Geothermal Heating

What Is Geothermal Heating and How Does It Work

The notion of geothermal heat may conjure visions of volcanic hot springs. While it seems like something that only exists in remote Nordic landscapes, geothermal heating is actually a viable, efficient, low-emissions heat source for homes worldwide – and one that is growing in popularity.

But what is geothermal and how does geothermal heating work? Learn the answers to these questions and more from the heating pros at Aire Serv!

What Is Geothermal Heating

Geothermal heating works by harnessing the heat energy just feet below the earth’s surface and converting it into warm air through the use of geothermal heat pumps (GHPs). Also known as GeoExchange, earth-coupled, ground, or water-source heat pumps, they are driven by a small amount of electricity (never natural gas) and are by far the most efficient way to heat and cool a home.

That’s right, geothermal heat pumps not only replace your expensive, inefficient, polluting gas furnace, they also serve as your air conditioner—and some can also drive your hot water heater at practically no additional cost.

Is Geothermal Heating Too Good To Be True? No!

Further, a common misconception about geothermal heating is that it is only available in specific geographical locations. While regions close to volcanic activity (often found along tectonic plate boundaries) have a higher output of geothermal energy and are often host to utility-scale geothermal electric power plants, homes anywhere can take advantage of residential geothermal technology to heat and cool their home at low cost with very few emissions.

How Does Geothermal Heating Work

So how exactly does geothermal heating function? The earth’s surface absorbs about 50 percent of the sun’s energy into the ground. This, and the radioactive decay of minerals, produces geothermal energy. Residential geothermal heating works by burying pipes filled with liquid several feet below the surface. This is done in your yard or, in many cases, under your driveway. The liquid in the pipes/tubes absorb this trapped heat energy and transfers it to the geothermal heat pump in your basement. The GHP removes the heat from the liquid and passes it on to the dwelling the same way a furnace does, through the forced-air ductwork.

Because they don’t burn fossil fuels and require very little electricity to operate, geothermal heat systems are up to four times more efficient than traditional furnaces.

Geothermal Heating Systems

Geothermal heating systems can be set up in a variety of formats. Here are a few ways in which geothermal heating can be configured:

Closed-Loop System

This format consists of continuous underground pipes filled with a liquid solution that transfers geothermal energy to the heat pump. This system can be set up in a vertical or horizontal arrangement.

  • Vertical

This is the most common form of a geothermal heat system, as it requires less outdoor space. Holes are drilled often by a well driller and the continuous piping loops are then installed vertically.

  • Horizontal

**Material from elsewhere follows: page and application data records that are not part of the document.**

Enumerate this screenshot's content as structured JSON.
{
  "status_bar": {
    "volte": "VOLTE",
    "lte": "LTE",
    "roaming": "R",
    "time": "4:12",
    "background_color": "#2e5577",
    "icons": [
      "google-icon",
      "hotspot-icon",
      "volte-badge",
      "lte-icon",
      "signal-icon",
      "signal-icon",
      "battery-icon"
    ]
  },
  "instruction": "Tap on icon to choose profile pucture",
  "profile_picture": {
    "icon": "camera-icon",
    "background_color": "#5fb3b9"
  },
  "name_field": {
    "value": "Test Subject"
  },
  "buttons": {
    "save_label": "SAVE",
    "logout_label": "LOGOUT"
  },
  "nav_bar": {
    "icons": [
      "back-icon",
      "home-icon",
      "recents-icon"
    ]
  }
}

In this model, the continuous piping for the closed-loop system is laid out in the yard in a horizontal configuration. This has potential to reduce frontend costs, as it can be installed with a backhoe rather than a drilling rig.

Open-Loop System

This geothermal system uses groundwater for its heat source. Rather than a liquid circulated in closed pipes to deliver heat to the pump, an open-loop pumps groundwater directly to the heat pump to transfer the geothermal energy.

Pond/Lake Hybrid System

A form of an open-loop system, the pond/lake hybrid relies on an ample pond or lake to provide the geothermal energy. This pond or lake water is connected to the heat pump.

How Can Geothermal Heating Work for You

Despite the higher upfront costs associated with installing new geothermal heating systems or retrofitting older homes, geothermal heating may be right for you! Long term, these systems have proven to be worth the investment through energy cost savings, emissions cuts, and even higher property resale values. Further, geothermal systems can often be integrated with other home systems to cool the air or heat water for fixtures, creating further efficiencies.

Remember, the notion that only certain niche regions are sufficient for geothermal heating is largely misguided. Ready to learn more about geothermal heating options for your home? Request an appointment online or call us to speak with a local Aire Serv® service professional.